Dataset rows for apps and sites

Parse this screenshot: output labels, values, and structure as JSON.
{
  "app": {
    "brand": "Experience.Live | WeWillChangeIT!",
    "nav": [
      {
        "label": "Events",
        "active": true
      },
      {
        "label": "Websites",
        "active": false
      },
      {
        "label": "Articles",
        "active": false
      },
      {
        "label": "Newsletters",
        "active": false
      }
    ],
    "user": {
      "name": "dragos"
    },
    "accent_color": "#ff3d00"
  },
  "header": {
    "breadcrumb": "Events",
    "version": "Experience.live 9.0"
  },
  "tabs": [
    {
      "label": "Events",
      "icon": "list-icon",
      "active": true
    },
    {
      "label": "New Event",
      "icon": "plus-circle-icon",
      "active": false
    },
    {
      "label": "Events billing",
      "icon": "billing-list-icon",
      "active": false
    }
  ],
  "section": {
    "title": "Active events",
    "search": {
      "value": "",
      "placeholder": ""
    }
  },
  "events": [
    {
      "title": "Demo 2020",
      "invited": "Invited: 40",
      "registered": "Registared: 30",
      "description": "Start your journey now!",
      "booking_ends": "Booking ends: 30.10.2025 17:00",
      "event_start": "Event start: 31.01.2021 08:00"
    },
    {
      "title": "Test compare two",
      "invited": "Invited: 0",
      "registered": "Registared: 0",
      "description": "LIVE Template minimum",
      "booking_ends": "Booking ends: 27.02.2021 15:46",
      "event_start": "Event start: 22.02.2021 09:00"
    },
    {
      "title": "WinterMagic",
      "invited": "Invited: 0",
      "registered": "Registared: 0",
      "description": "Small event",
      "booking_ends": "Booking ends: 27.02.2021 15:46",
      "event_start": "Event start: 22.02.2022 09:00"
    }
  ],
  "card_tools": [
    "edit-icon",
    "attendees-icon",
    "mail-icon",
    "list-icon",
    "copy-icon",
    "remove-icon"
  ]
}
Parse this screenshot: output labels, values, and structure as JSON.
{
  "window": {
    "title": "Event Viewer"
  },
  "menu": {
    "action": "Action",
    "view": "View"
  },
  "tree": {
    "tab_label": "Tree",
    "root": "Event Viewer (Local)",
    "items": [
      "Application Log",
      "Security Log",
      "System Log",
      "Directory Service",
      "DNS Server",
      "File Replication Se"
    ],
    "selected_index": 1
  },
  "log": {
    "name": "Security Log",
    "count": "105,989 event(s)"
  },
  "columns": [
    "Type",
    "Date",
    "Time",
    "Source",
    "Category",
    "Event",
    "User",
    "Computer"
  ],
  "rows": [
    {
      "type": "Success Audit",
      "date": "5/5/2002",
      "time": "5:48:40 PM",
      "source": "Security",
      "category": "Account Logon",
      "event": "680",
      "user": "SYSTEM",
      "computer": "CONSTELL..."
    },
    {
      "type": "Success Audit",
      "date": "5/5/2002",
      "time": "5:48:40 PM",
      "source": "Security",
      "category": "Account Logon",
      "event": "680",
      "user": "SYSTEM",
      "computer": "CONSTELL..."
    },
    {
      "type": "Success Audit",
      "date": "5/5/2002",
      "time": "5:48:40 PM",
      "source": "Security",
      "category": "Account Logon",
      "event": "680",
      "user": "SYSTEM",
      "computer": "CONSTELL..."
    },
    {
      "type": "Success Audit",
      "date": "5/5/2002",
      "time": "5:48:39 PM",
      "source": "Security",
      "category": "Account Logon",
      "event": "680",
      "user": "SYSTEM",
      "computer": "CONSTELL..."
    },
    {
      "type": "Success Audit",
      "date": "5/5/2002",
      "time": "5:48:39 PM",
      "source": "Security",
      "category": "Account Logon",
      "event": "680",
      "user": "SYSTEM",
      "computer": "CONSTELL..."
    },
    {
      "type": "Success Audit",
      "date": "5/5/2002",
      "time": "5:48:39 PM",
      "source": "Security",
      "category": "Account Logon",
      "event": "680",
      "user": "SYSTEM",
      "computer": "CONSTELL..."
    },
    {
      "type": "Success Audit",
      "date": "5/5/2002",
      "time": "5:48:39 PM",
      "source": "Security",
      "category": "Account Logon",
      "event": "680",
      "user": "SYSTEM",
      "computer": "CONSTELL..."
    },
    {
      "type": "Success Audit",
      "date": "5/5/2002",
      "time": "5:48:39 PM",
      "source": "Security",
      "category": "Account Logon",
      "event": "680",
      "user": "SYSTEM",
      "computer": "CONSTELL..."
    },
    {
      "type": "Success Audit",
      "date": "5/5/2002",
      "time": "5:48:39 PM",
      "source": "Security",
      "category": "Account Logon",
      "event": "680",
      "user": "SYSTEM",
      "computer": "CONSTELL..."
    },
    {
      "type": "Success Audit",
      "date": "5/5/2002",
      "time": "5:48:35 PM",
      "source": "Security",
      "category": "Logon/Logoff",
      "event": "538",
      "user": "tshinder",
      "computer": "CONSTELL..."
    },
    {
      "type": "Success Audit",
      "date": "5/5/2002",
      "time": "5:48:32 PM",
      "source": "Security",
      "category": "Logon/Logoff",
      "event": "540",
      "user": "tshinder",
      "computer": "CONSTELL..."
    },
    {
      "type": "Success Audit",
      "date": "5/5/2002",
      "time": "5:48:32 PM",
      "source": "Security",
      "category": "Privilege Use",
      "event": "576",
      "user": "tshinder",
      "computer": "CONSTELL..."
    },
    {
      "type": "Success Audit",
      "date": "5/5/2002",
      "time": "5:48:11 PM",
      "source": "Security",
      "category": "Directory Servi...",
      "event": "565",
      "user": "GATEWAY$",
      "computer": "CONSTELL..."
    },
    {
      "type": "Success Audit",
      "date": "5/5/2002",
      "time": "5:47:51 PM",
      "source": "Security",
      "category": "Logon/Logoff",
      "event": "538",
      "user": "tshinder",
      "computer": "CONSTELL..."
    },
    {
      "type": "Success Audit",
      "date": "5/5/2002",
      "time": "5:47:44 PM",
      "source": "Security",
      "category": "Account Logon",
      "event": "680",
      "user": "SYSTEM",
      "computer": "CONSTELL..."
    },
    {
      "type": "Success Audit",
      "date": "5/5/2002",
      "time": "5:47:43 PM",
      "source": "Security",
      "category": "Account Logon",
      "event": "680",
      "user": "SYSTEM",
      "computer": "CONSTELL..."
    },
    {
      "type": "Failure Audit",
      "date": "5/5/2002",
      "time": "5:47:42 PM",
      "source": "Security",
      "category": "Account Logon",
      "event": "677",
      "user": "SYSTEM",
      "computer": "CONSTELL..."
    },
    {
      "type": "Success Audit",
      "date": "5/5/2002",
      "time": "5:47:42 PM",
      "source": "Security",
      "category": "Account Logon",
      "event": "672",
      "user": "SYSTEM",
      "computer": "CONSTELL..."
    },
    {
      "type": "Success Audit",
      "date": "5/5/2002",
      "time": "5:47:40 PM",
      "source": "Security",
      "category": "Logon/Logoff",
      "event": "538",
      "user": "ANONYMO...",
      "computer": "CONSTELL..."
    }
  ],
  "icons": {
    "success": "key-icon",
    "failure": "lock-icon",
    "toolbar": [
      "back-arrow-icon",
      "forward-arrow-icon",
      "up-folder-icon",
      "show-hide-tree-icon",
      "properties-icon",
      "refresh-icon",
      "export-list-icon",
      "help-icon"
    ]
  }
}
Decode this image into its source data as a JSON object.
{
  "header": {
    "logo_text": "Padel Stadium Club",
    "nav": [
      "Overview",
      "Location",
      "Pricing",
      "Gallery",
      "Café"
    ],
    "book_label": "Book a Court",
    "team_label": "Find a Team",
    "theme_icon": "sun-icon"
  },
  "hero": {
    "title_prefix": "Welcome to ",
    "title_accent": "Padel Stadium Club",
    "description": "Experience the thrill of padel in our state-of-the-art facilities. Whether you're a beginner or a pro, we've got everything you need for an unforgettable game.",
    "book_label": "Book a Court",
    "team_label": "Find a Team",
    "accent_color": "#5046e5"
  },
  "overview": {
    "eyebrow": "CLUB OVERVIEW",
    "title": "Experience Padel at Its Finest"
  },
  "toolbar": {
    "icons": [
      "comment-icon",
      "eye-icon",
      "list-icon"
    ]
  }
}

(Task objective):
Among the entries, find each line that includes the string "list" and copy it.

(Solved exercise):
      "icon": "list-icon",
      "icon": "billing-list-icon",
    "list-icon",
      "export-list-icon",
      "list-icon"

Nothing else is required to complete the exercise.